Seventeen days away. Three days spent on a plane, or waiting for a plane, or travelling to catch a plane. 70% of the cost and nearly 20% of the time spent on getting there and back.
A long time ago, we’d come up with an “8 year plan” where we’d compiled a list of the eight “must see” places that we thought we could take the kids to during school holidays before they were too old to want to spend time with us. There has to be a more efficient way of completing the list than a frantic two and half week holiday each year. And there are sooooooo many more places to visit and experiences to be had. We think we’ve worked out what it is, and on September 9th we’re going to test the theory.
Only time will tell. But thinking back to the time we spent in Thailand last year as I’ve been writing this post, I’m more convinced than ever that this is going to be epic.
The difficulty hasn’t been thinking of the 2000 or so words in this post, it’s been omitting the 10,000 words that I could easily write about what we saw, what we did, how it made us feel, what we loved, and what we would avoid next time. The thing that sticks most in my mind is spending the time together, just the four of us. Sharing and experiencing things completely removed from our normal lives. Watching the kids be kids. Watching the kids learn at their own pace, using the world as a classroom.
Six months after we got back, during a conversation at teatime, Evan rationalised the concept of poverty and slums based on what he’d seen on that first rip-off boat trip in Bangkok.
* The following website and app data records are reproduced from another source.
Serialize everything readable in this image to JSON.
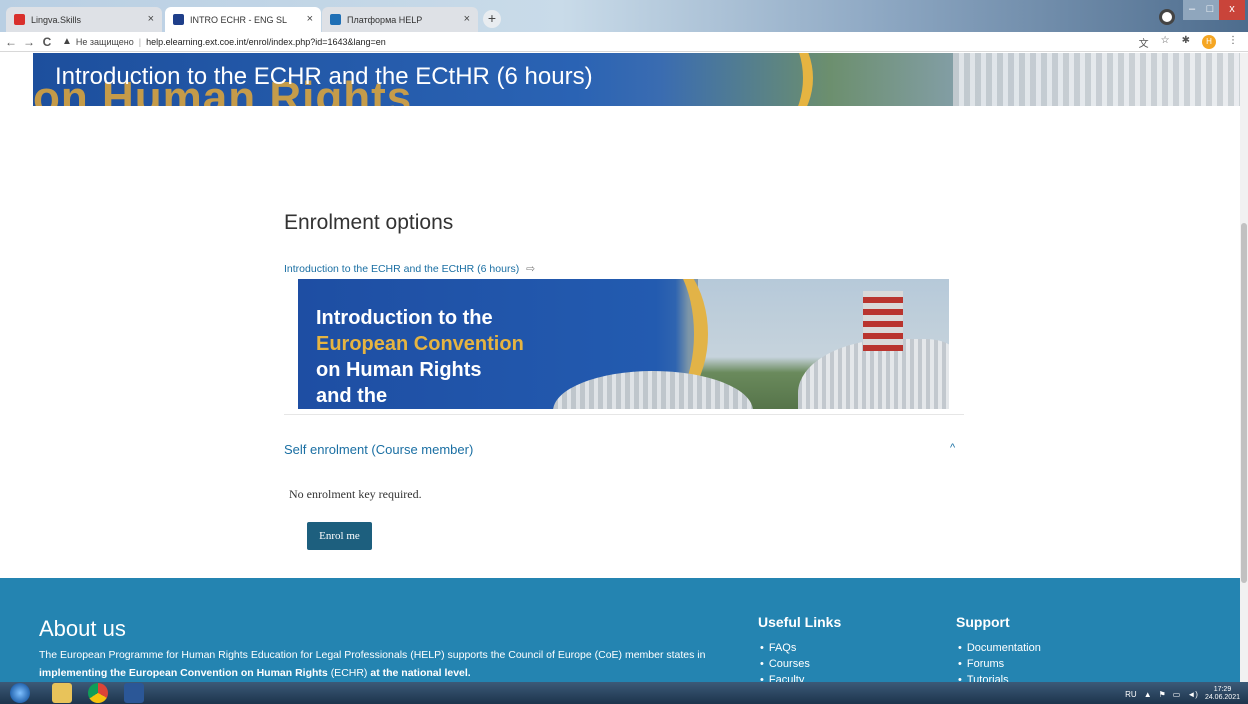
{
  "browser": {
    "tabs": [
      {
        "title": "Lingva.Skills",
        "active": false
      },
      {
        "title": "INTRO ECHR - ENG SL",
        "active": true
      },
      {
        "title": "Платформа HELP",
        "active": false
      }
    ],
    "new_tab": "+",
    "close_glyph": "×",
    "nav": {
      "back": "←",
      "forward": "→",
      "reload": "C"
    },
    "security_label": "Не защищено",
    "url": "help.elearning.ext.coe.int/enrol/index.php?id=1643&lang=en",
    "profile_initial": "H",
    "colors": {
      "accent_footer": "#2484b1",
      "button": "#1d5f7e",
      "link": "#1a6fa3"
    }
  },
  "hero": {
    "ghost_text": "on Human Rights",
    "title": "Introduction to the ECHR and the ECtHR (6 hours)"
  },
  "enrolment": {
    "heading": "Enrolment options",
    "course_link": "Introduction to the ECHR and the ECtHR (6 hours)",
    "course_link_icon": "enter-icon",
    "image_lines": [
      "Introduction to the",
      "European Convention",
      "on Human Rights",
      "and the"
    ],
    "self_enrol_title": "Self enrolment (Course member)",
    "collapse_icon": "chevron-up-icon",
    "no_key_text": "No enrolment key required.",
    "enrol_button": "Enrol me"
  },
  "footer": {
    "about_heading": "About us",
    "about_text_1": "The European Programme for Human Rights Education for Legal Professionals (HELP) supports the Council of Europe (CoE) member states in",
    "about_bold_1": "implementing the European Convention on Human Rights",
    "about_text_2": "(ECHR)",
    "about_bold_2": "at the national level.",
    "useful_links_heading": "Useful Links",
    "useful_links": [
      "FAQs",
      "Courses",
      "Faculty"
    ],
    "support_heading": "Support",
    "support_links": [
      "Documentation",
      "Forums",
      "Tutorials"
    ]
  },
  "taskbar": {
    "lang": "RU",
    "time": "17:29",
    "date": "24.06.2021"
  }
}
We hadn’t mentioned it since we got back, but it had clearly buried itself in his memory and is shaping the person he’s growing up to be.
If that can happen in fourteen days, what’s going to happen in eleven months away?